=== Dataset excerpts ===
*** Begin section ***
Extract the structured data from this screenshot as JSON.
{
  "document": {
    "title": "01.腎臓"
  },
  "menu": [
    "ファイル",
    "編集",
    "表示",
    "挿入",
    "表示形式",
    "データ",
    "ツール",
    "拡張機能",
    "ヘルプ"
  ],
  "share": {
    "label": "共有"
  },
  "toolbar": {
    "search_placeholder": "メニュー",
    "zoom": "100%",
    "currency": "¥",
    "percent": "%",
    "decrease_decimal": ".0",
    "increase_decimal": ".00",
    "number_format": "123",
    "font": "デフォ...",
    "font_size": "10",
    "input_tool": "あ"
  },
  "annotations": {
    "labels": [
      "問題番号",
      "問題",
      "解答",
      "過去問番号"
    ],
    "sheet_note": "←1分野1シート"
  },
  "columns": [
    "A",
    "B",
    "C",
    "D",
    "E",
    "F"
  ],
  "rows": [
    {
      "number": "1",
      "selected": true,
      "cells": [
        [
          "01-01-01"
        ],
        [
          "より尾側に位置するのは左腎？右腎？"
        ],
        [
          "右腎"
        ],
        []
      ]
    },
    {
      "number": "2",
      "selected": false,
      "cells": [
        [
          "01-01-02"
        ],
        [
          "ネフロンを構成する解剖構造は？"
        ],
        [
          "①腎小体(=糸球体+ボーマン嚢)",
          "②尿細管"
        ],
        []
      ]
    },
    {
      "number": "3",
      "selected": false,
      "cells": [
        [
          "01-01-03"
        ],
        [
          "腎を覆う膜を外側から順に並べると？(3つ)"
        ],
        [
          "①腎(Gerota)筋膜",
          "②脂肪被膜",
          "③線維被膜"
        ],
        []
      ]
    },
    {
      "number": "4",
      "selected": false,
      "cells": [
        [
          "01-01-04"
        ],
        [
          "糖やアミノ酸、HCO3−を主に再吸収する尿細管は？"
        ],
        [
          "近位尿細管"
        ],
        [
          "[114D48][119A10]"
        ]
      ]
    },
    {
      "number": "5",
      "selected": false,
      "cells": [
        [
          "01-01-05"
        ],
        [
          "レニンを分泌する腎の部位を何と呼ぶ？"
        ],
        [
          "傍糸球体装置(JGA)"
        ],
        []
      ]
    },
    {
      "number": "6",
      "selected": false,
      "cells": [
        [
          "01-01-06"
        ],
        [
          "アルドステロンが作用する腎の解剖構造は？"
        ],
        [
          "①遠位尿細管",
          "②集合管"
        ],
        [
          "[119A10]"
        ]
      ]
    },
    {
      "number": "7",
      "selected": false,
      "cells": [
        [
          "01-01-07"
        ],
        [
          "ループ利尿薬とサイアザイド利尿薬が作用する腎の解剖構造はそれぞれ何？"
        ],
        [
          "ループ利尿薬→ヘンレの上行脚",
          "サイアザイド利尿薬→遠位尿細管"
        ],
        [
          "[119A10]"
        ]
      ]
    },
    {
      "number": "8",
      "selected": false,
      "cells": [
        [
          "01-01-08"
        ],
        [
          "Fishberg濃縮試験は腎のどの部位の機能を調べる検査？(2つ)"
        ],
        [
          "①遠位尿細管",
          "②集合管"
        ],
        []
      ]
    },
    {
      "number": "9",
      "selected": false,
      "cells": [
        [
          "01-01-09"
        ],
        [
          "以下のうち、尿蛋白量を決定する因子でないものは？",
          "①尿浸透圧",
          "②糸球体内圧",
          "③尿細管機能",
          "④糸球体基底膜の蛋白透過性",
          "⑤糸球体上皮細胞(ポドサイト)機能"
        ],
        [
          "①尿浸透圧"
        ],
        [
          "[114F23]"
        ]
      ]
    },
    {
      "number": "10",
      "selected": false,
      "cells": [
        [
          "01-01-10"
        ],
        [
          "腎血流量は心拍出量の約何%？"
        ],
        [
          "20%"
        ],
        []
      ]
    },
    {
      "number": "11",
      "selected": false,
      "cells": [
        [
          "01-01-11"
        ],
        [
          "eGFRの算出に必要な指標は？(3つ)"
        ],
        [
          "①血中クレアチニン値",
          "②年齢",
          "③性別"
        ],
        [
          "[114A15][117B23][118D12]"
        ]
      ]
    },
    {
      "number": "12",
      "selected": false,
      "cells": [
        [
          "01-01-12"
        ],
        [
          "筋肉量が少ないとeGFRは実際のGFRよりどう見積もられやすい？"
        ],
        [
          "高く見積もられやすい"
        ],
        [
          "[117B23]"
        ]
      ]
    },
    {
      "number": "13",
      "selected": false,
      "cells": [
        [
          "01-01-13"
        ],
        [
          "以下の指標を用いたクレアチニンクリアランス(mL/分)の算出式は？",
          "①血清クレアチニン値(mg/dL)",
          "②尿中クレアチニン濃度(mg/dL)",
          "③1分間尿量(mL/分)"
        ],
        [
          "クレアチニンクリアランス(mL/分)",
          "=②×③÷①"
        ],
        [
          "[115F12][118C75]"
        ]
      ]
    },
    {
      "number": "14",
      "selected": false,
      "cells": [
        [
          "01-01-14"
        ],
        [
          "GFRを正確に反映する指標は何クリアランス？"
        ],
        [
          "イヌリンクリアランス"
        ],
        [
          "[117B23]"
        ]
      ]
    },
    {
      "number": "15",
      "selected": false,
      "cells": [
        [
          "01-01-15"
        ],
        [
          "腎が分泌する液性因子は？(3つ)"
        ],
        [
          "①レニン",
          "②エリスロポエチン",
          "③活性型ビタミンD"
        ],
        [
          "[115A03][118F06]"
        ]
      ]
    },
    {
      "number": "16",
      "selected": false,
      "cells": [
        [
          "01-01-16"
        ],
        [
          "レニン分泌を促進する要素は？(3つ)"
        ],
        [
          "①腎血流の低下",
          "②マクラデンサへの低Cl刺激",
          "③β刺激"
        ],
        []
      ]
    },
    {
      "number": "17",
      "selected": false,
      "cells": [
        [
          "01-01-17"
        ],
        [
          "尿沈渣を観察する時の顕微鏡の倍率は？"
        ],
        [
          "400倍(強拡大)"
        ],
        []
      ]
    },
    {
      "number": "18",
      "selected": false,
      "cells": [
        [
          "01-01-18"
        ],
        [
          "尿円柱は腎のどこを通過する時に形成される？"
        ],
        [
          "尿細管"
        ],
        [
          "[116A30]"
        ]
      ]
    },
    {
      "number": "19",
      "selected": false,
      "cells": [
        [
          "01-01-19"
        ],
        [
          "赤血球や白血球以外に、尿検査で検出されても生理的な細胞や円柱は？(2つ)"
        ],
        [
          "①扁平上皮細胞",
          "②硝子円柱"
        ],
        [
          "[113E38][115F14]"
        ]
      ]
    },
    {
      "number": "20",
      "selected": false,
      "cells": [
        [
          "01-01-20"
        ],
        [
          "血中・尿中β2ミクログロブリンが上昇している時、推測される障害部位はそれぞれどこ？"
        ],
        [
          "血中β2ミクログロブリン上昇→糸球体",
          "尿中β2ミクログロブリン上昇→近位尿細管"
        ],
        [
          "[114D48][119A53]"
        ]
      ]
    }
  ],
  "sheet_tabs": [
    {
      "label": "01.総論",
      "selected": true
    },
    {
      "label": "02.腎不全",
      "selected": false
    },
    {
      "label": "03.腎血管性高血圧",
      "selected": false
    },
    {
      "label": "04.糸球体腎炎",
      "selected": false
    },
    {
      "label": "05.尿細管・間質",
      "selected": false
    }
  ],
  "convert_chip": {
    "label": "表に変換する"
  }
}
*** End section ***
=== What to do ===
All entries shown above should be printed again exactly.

=== Answer ===
Extract the structured data from this screenshot as JSON.
{
  "document": {
    "title": "01.腎臓"
  },
  "menu": [
    "ファイル",
    "編集",
    "表示",
    "挿入",
    "表示形式",
    "データ",
    "ツール",
    "拡張機能",
    "ヘルプ"
  ],
  "share": {
    "label": "共有"
  },
  "toolbar": {
    "search_placeholder": "メニュー",
    "zoom": "100%",
    "currency": "¥",
    "percent": "%",
    "decrease_decimal": ".0",
    "increase_decimal": ".00",
    "number_format": "123",
    "font": "デフォ...",
    "font_size": "10",
    "input_tool": "あ"
  },
  "annotations": {
    "labels": [
      "問題番号",
      "問題",
      "解答",
      "過去問番号"
    ],
    "sheet_note": "←1分野1シート"
  },
  "columns": [
    "A",
    "B",
    "C",
    "D",
    "E",
    "F"
  ],
  "rows": [
    {
      "number": "1",
      "selected": true,
      "cells": [
        [
          "01-01-01"
        ],
        [
          "より尾側に位置するのは左腎？右腎？"
        ],
        [
          "右腎"
        ],
        []
      ]
    },
    {
      "number": "2",
      "selected": false,
      "cells": [
        [
          "01-01-02"
        ],
        [
          "ネフロンを構成する解剖構造は？"
        ],
        [
          "①腎小体(=糸球体+ボーマン嚢)",
          "②尿細管"
        ],
        []
      ]
    },
    {
      "number": "3",
      "selected": false,
      "cells": [
        [
          "01-01-03"
        ],
        [
          "腎を覆う膜を外側から順に並べると？(3つ)"
        ],
        [
          "①腎(Gerota)筋膜",
          "②脂肪被膜",
          "③線維被膜"
        ],
        []
      ]
    },
    {
      "number": "4",
      "selected": false,
      "cells": [
        [
          "01-01-04"
        ],
        [
          "糖やアミノ酸、HCO3−を主に再吸収する尿細管は？"
        ],
        [
          "近位尿細管"
        ],
        [
          "[114D48][119A10]"
        ]
      ]
    },
    {
      "number": "5",
      "selected": false,
      "cells": [
        [
          "01-01-05"
        ],
        [
          "レニンを分泌する腎の部位を何と呼ぶ？"
        ],
        [
          "傍糸球体装置(JGA)"
        ],
        []
      ]
    },
    {
      "number": "6",
      "selected": false,
      "cells": [
        [
          "01-01-06"
        ],
        [
          "アルドステロンが作用する腎の解剖構造は？"
        ],
        [
          "①遠位尿細管",
          "②集合管"
        ],
        [
          "[119A10]"
        ]
      ]
    },
    {
      "number": "7",
      "selected": false,
      "cells": [
        [
          "01-01-07"
        ],
        [
          "ループ利尿薬とサイアザイド利尿薬が作用する腎の解剖構造はそれぞれ何？"
        ],
        [
          "ループ利尿薬→ヘンレの上行脚",
          "サイアザイド利尿薬→遠位尿細管"
        ],
        [
          "[119A10]"
        ]
      ]
    },
    {
      "number": "8",
      "selected": false,
      "cells": [
        [
          "01-01-08"
        ],
        [
          "Fishberg濃縮試験は腎のどの部位の機能を調べる検査？(2つ)"
        ],
        [
          "①遠位尿細管",
          "②集合管"
        ],
        []
      ]
    },
    {
      "number": "9",
      "selected": false,
      "cells": [
        [
          "01-01-09"
        ],
        [
          "以下のうち、尿蛋白量を決定する因子でないものは？",
          "①尿浸透圧",
          "②糸球体内圧",
          "③尿細管機能",
          "④糸球体基底膜の蛋白透過性",
          "⑤糸球体上皮細胞(ポドサイト)機能"
        ],
        [
          "①尿浸透圧"
        ],
        [
          "[114F23]"
        ]
      ]
    },
    {
      "number": "10",
      "selected": false,
      "cells": [
        [
          "01-01-10"
        ],
        [
          "腎血流量は心拍出量の約何%？"
        ],
        [
          "20%"
        ],
        []
      ]
    },
    {
      "number": "11",
      "selected": false,
      "cells": [
        [
          "01-01-11"
        ],
        [
          "eGFRの算出に必要な指標は？(3つ)"
        ],
        [
          "①血中クレアチニン値",
          "②年齢",
          "③性別"
        ],
        [
          "[114A15][117B23][118D12]"
        ]
      ]
    },
    {
      "number": "12",
      "selected": false,
      "cells": [
        [
          "01-01-12"
        ],
        [
          "筋肉量が少ないとeGFRは実際のGFRよりどう見積もられやすい？"
        ],
        [
          "高く見積もられやすい"
        ],
        [
          "[117B23]"
        ]
      ]
    },
    {
      "number": "13",
      "selected": false,
      "cells": [
        [
          "01-01-13"
        ],
        [
          "以下の指標を用いたクレアチニンクリアランス(mL/分)の算出式は？",
          "①血清クレアチニン値(mg/dL)",
          "②尿中クレアチニン濃度(mg/dL)",
          "③1分間尿量(mL/分)"
        ],
        [
          "クレアチニンクリアランス(mL/分)",
          "=②×③÷①"
        ],
        [
          "[115F12][118C75]"
        ]
      ]
    },
    {
      "number": "14",
      "selected": false,
      "cells": [
        [
          "01-01-14"
        ],
        [
          "GFRを正確に反映する指標は何クリアランス？"
        ],
        [
          "イヌリンクリアランス"
        ],
        [
          "[117B23]"
        ]
      ]
    },
    {
      "number": "15",
      "selected": false,
      "cells": [
        [
          "01-01-15"
        ],
        [
          "腎が分泌する液性因子は？(3つ)"
        ],
        [
          "①レニン",
          "②エリスロポエチン",
          "③活性型ビタミンD"
        ],
        [
          "[115A03][118F06]"
        ]
      ]
    },
    {
      "number": "16",
      "selected": false,
      "cells": [
        [
          "01-01-16"
        ],
        [
          "レニン分泌を促進する要素は？(3つ)"
        ],
        [
          "①腎血流の低下",
          "②マクラデンサへの低Cl刺激",
          "③β刺激"
        ],
        []
      ]
    },
    {
      "number": "17",
      "selected": false,
      "cells": [
        [
          "01-01-17"
        ],
        [
          "尿沈渣を観察する時の顕微鏡の倍率は？"
        ],
        [
          "400倍(強拡大)"
        ],
        []
      ]
    },
    {
      "number": "18",
      "selected": false,
      "cells": [
        [
          "01-01-18"
        ],
        [
          "尿円柱は腎のどこを通過する時に形成される？"
        ],
        [
          "尿細管"
        ],
        [
          "[116A30]"
        ]
      ]
    },
    {
      "number": "19",
      "selected": false,
      "cells": [
        [
          "01-01-19"
        ],
        [
          "赤血球や白血球以外に、尿検査で検出されても生理的な細胞や円柱は？(2つ)"
        ],
        [
          "①扁平上皮細胞",
          "②硝子円柱"
        ],
        [
          "[113E38][115F14]"
        ]
      ]
    },
    {
      "number": "20",
      "selected": false,
      "cells": [
        [
          "01-01-20"
        ],
        [
          "血中・尿中β2ミクログロブリンが上昇している時、推測される障害部位はそれぞれどこ？"
        ],
        [
          "血中β2ミクログロブリン上昇→糸球体",
          "尿中β2ミクログロブリン上昇→近位尿細管"
        ],
        [
          "[114D48][119A53]"
        ]
      ]
    }
  ],
  "sheet_tabs": [
    {
      "label": "01.総論",
      "selected": true
    },
    {
      "label": "02.腎不全",
      "selected": false
    },
    {
      "label": "03.腎血管性高血圧",
      "selected": false
    },
    {
      "label": "04.糸球体腎炎",
      "selected": false
    },
    {
      "label": "05.尿細管・間質",
      "selected": false
    }
  ],
  "convert_chip": {
    "label": "表に変換する"
  }
}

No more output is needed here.